▶ [WHAT TO DO]: Among the records that follow, find each line holding the word "this" and copy it.

- - -

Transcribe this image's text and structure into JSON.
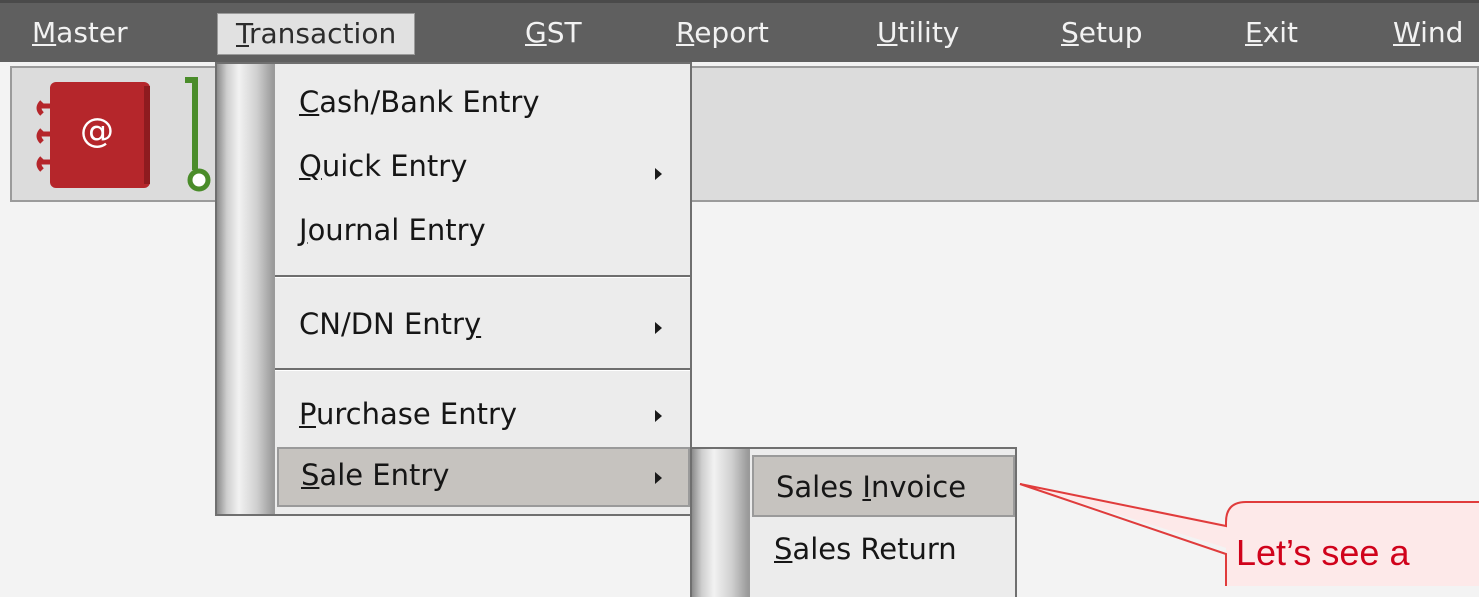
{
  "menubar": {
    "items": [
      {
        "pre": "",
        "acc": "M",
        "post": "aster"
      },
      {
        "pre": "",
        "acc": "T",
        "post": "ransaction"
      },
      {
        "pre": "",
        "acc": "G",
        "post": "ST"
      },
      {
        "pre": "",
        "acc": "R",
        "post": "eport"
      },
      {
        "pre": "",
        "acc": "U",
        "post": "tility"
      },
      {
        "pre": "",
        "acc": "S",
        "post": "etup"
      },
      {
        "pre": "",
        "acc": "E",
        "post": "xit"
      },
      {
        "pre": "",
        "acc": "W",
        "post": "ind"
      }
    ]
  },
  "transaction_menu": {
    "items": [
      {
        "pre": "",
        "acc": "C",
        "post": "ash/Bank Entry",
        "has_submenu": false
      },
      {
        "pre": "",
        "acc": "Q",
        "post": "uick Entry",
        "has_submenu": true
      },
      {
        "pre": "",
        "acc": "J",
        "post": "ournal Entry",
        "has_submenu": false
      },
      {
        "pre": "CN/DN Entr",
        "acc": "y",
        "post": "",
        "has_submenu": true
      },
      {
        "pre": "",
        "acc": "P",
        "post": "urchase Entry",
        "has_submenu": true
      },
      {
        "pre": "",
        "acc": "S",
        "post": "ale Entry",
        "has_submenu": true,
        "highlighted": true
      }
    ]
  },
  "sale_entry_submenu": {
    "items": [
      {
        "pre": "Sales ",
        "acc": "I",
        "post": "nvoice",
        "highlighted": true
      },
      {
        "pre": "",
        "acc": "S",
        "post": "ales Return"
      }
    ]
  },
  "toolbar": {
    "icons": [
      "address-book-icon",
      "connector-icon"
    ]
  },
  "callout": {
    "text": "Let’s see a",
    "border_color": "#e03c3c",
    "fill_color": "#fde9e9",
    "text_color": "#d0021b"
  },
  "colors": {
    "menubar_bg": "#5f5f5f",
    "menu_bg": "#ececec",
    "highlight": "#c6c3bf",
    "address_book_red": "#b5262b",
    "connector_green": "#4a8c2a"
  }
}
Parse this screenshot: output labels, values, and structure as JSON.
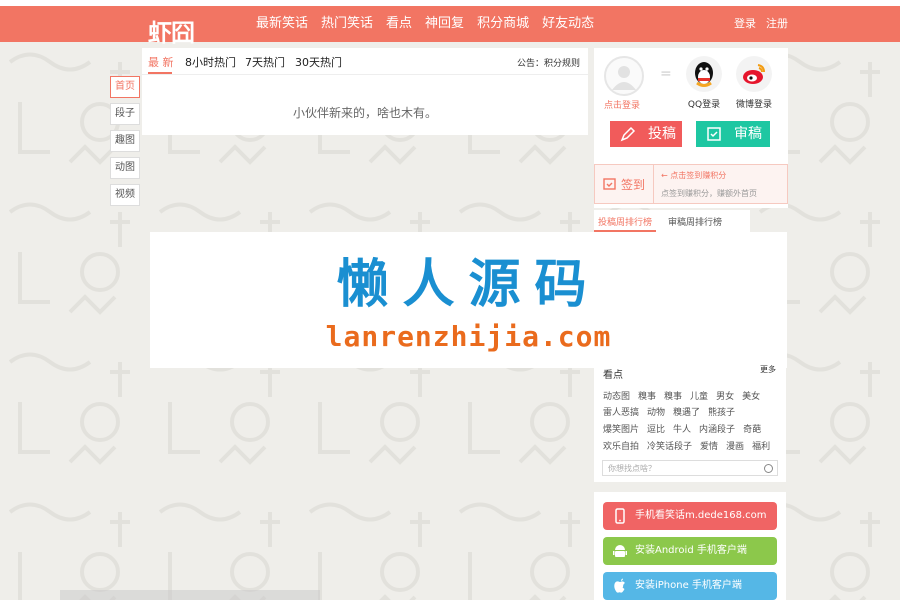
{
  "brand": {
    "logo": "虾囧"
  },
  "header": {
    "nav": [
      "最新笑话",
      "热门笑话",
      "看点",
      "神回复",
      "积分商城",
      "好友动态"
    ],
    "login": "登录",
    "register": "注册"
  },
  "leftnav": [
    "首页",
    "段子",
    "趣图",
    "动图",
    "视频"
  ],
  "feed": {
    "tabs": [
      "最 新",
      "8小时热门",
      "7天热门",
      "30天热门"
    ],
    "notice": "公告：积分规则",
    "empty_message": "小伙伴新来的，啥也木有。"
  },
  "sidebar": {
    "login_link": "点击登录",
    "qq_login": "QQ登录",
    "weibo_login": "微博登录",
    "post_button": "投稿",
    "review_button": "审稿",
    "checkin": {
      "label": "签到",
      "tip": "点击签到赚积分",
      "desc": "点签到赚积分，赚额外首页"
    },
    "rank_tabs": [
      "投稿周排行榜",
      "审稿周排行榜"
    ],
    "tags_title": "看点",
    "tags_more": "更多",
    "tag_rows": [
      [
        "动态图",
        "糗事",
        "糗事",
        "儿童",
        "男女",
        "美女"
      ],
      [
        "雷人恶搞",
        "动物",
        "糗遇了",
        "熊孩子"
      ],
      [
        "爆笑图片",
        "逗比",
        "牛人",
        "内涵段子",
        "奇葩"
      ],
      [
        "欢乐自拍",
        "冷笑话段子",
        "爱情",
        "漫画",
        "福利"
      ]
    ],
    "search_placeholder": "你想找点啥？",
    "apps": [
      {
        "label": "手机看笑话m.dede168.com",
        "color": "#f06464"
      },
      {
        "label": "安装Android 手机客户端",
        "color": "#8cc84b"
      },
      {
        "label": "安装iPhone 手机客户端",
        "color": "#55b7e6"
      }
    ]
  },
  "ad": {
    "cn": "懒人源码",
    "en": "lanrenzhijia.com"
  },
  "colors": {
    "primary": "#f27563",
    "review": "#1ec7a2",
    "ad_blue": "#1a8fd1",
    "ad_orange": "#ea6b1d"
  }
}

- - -

▶ [TASK RESULT]:
Transcribe this image's text and structure into JSON.
Parse this screenshot: output labels, values, and structure as JSON.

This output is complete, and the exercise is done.